However, to some extent, the action scenes and also the defiance and determination shown by the leads (Fine and Momo) sort of cloaks what is a tragedy, but I think it’s the kind that of tragedy that telegraphs its inevitable, sad ending very clearly. You’ll most likely be able to prepare yourself, if you know this kind of story will upset you.
(For example, the berserker/suicide drug that the vampires can use never seems far from Fine’s mind, and the series is careful to remind us with close-ups etc, that it’s always an option for her).
But it’s not just the ending that is melancholy and more; there is plenty of despair and hate and war throughout, and examples to demonstrate just how hideous humanity can be. It’s a clear a parallel with real-world war and prejudice, which makes the handful of upbeat scenes almost glitter in comparison.
Part of the mood is obviously achieved via lighting – and of course, it’s about vampires and so there’s going to be a lot of shadow.
But the scenes within grand manors or military encampments are often shadowed, or chilled by all the snow, leeched of vibrancy or sick with that nuclear green. It all feels like a clear sign that points to humanity being in decline from within, something clear when we see how little music, art and joy they have – and most of all, how hard they try to stamp those things out when they are found within the vampire’s culture.
On the other hand, the human race is caught within a war of survival.
Again, the themes are clear and heartfelt – something I certainly don’t begrudge the anime for in any way. War strips away the things worth living for, and Momo and Fine turn their backs on that during their search for a promised land of harmony. Well, both of them prior to the first episode – and Fine a long time prior.

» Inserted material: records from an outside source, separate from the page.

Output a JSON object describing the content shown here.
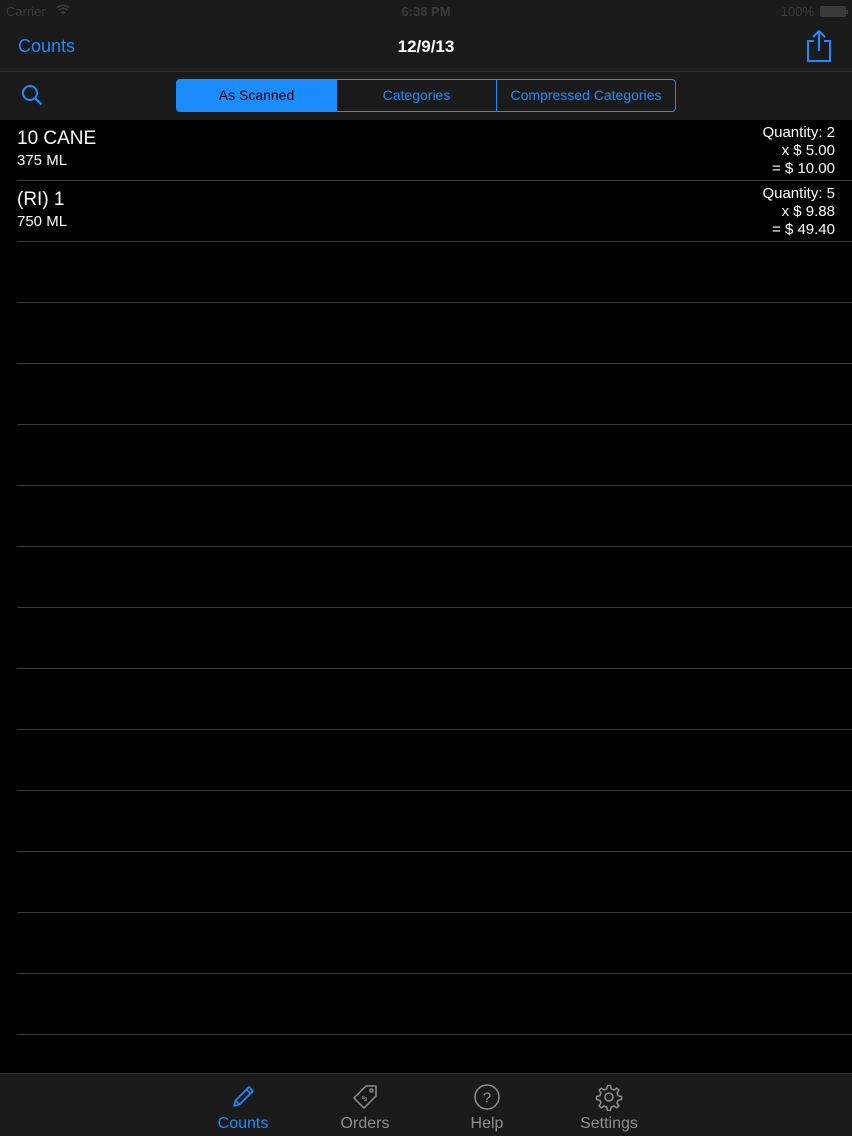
{
  "status": {
    "carrier": "Carrier",
    "time": "6:38 PM",
    "battery": "100%"
  },
  "nav": {
    "back_label": "Counts",
    "title": "12/9/13"
  },
  "segments": [
    "As Scanned",
    "Categories",
    "Compressed Categories"
  ],
  "selected_segment": "As Scanned",
  "items": [
    {
      "name": "10 CANE",
      "size": "375 ML",
      "quantity": "Quantity: 2",
      "price": "x $ 5.00",
      "total": "= $ 10.00"
    },
    {
      "name": "(RI) 1",
      "size": "750 ML",
      "quantity": "Quantity: 5",
      "price": "x $ 9.88",
      "total": "= $ 49.40"
    }
  ],
  "tabs": [
    {
      "label": "Counts",
      "icon": "pencil-icon",
      "active": true
    },
    {
      "label": "Orders",
      "icon": "tag-icon",
      "active": false
    },
    {
      "label": "Help",
      "icon": "question-icon",
      "active": false
    },
    {
      "label": "Settings",
      "icon": "gear-icon",
      "active": false
    }
  ],
  "colors": {
    "accent": "#1b8cff",
    "bar": "#1a1a1a",
    "background": "#000000",
    "inactive_tab": "#8e8e8e"
  }
}
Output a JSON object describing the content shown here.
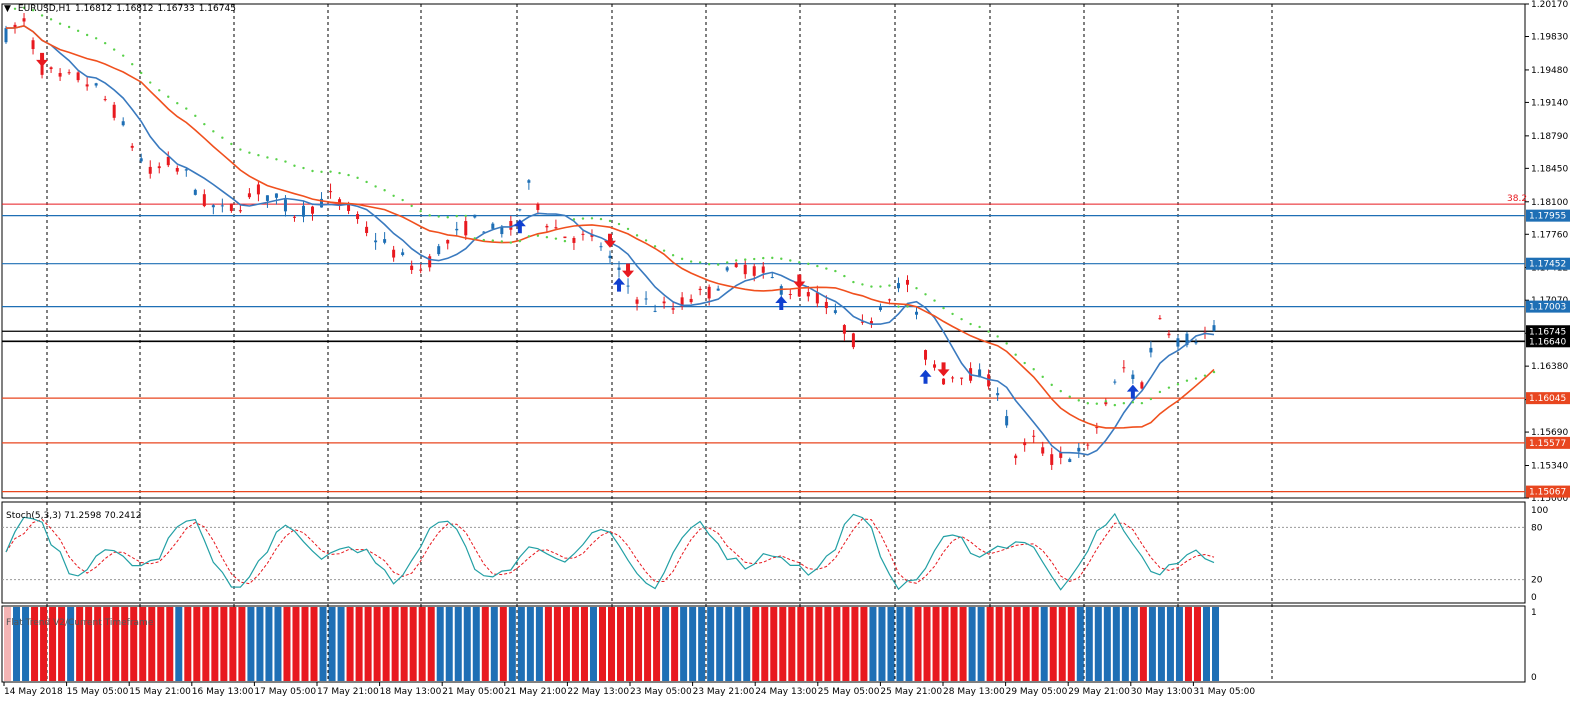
{
  "window": {
    "symbol": "EURUSD,H1",
    "ohlc": [
      "1.16812",
      "1.16812",
      "1.16733",
      "1.16745"
    ]
  },
  "price_axis": {
    "min": 1.15,
    "max": 1.2017,
    "labels": [
      "1.20170",
      "1.19830",
      "1.19480",
      "1.19140",
      "1.18790",
      "1.18450",
      "1.18100",
      "1.17760",
      "1.17412",
      "1.17070",
      "1.16724",
      "1.16380",
      "1.16030",
      "1.15690",
      "1.15340",
      "1.15000"
    ]
  },
  "levels": [
    {
      "label": "1.17955",
      "color": "#1e6fb5",
      "value": 1.17955
    },
    {
      "label": "1.17452",
      "color": "#1e6fb5",
      "value": 1.17452
    },
    {
      "label": "1.17003",
      "color": "#1e6fb5",
      "value": 1.17003
    },
    {
      "label": "1.16745",
      "color": "#000000",
      "value": 1.16745
    },
    {
      "label": "1.16640",
      "color": "#000000",
      "value": 1.1664
    },
    {
      "label": "1.16045",
      "color": "#e8461f",
      "value": 1.16045
    },
    {
      "label": "1.15577",
      "color": "#e8461f",
      "value": 1.15577
    },
    {
      "label": "1.15067",
      "color": "#e8461f",
      "value": 1.15067
    }
  ],
  "fib": {
    "label": "38.2",
    "value": 1.18075
  },
  "time_axis": [
    "14 May 2018",
    "15 May 05:00",
    "15 May 21:00",
    "16 May 13:00",
    "17 May 05:00",
    "17 May 21:00",
    "18 May 13:00",
    "21 May 05:00",
    "21 May 21:00",
    "22 May 13:00",
    "23 May 05:00",
    "23 May 21:00",
    "24 May 13:00",
    "25 May 05:00",
    "25 May 21:00",
    "28 May 13:00",
    "29 May 05:00",
    "29 May 21:00",
    "30 May 13:00",
    "31 May 05:00"
  ],
  "stoch": {
    "label": "Stoch(5,3,3) 71.2598 70.2412",
    "levels": [
      "100",
      "80",
      "20",
      "0"
    ]
  },
  "trend": {
    "label": "Flat Trend V2/Current Timeframe",
    "levels": [
      "1",
      "0"
    ]
  },
  "colors": {
    "bull": "#1e6fb5",
    "bear": "#e8191f",
    "fast_ma": "#3a7abf",
    "slow_ma": "#f0501e",
    "psar": "#59d14a",
    "stoch_main": "#23a0a5",
    "stoch_signal": "#e8191f"
  },
  "chart_data": {
    "type": "candlestick",
    "title": "EURUSD,H1",
    "close_path": [
      [
        0,
        1.1985
      ],
      [
        2,
        1.1998
      ],
      [
        4,
        1.195
      ],
      [
        6,
        1.1938
      ],
      [
        8,
        1.194
      ],
      [
        10,
        1.1928
      ],
      [
        12,
        1.1905
      ],
      [
        14,
        1.187
      ],
      [
        16,
        1.184
      ],
      [
        18,
        1.185
      ],
      [
        20,
        1.1838
      ],
      [
        22,
        1.181
      ],
      [
        24,
        1.18
      ],
      [
        26,
        1.1808
      ],
      [
        28,
        1.1822
      ],
      [
        30,
        1.1812
      ],
      [
        32,
        1.1798
      ],
      [
        34,
        1.1805
      ],
      [
        36,
        1.1815
      ],
      [
        38,
        1.1802
      ],
      [
        40,
        1.178
      ],
      [
        42,
        1.1765
      ],
      [
        44,
        1.175
      ],
      [
        46,
        1.1738
      ],
      [
        48,
        1.176
      ],
      [
        50,
        1.1775
      ],
      [
        52,
        1.179
      ],
      [
        54,
        1.178
      ],
      [
        56,
        1.1782
      ],
      [
        58,
        1.1825
      ],
      [
        60,
        1.179
      ],
      [
        62,
        1.1775
      ],
      [
        64,
        1.1772
      ],
      [
        66,
        1.1765
      ],
      [
        68,
        1.1735
      ],
      [
        70,
        1.171
      ],
      [
        72,
        1.17
      ],
      [
        74,
        1.1698
      ],
      [
        76,
        1.171
      ],
      [
        78,
        1.1715
      ],
      [
        80,
        1.1735
      ],
      [
        82,
        1.1742
      ],
      [
        84,
        1.1735
      ],
      [
        86,
        1.172
      ],
      [
        88,
        1.1715
      ],
      [
        90,
        1.171
      ],
      [
        92,
        1.169
      ],
      [
        94,
        1.1665
      ],
      [
        96,
        1.169
      ],
      [
        98,
        1.1715
      ],
      [
        100,
        1.1725
      ],
      [
        102,
        1.165
      ],
      [
        104,
        1.1625
      ],
      [
        106,
        1.1632
      ],
      [
        108,
        1.1628
      ],
      [
        110,
        1.1615
      ],
      [
        112,
        1.1545
      ],
      [
        114,
        1.156
      ],
      [
        116,
        1.154
      ],
      [
        118,
        1.1545
      ],
      [
        120,
        1.155
      ],
      [
        122,
        1.16
      ],
      [
        124,
        1.1635
      ],
      [
        126,
        1.162
      ],
      [
        128,
        1.169
      ],
      [
        130,
        1.1665
      ],
      [
        132,
        1.1668
      ],
      [
        134,
        1.1675
      ]
    ]
  }
}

I will note that the age-gap is undeniably suspect, even before the indeterminate age of vampire Fine. It’s a pretty common vampire trope, I guess – so perhaps no surprise there.
Both leads remained engaging for me, in part because they were each given time to open up, and I definitely wanted them to find what they were seeking. Despite the story giving me many reasons believe that they actually had no chance of success, I was still a bit surprised by how close the narrative permitted them to come to happiness.
A member of the supporting cast caught my eye too – Kubo and his samurai sword. Had he played a bigger role, I’d have been interested to see more of his back-story, but as things stand I felt like I was provided enough to support his motivation. (There was also enough time to see a bit more on other side characters too, which was nice).
In terms of time, I thought I should note that Vampire in the Garden felt longer than its 2-and-a-bit-hours to me, probably due to being chopped up into five episodes.
Visually, it seems clear that Wit Studio have unleashed a torrent of stunning settings and backdrops, and elsewhere I have no complaints*, but Kazushi Fujii and Satoshi Takabatake (I believe it was) really captivated me with so much striking scenery. I kept watching at least in part to see yet another awesome background.
So, at long last – is this anime for you?
Maybe if you like bat-style vampires – or far more importantly, love stories that are bittersweet at best. And if so, then this should be pretty pleasing overall. If you prefer more conventional noble-vampire/thrall plots, or vampire-hunting stories, then I don’t think Vampire in the Garden will quite do the trick.
*Well, maybe the jeep’s landing and some general “invincible heroes” stuff, but it wasn’t enough to ruin anything for me.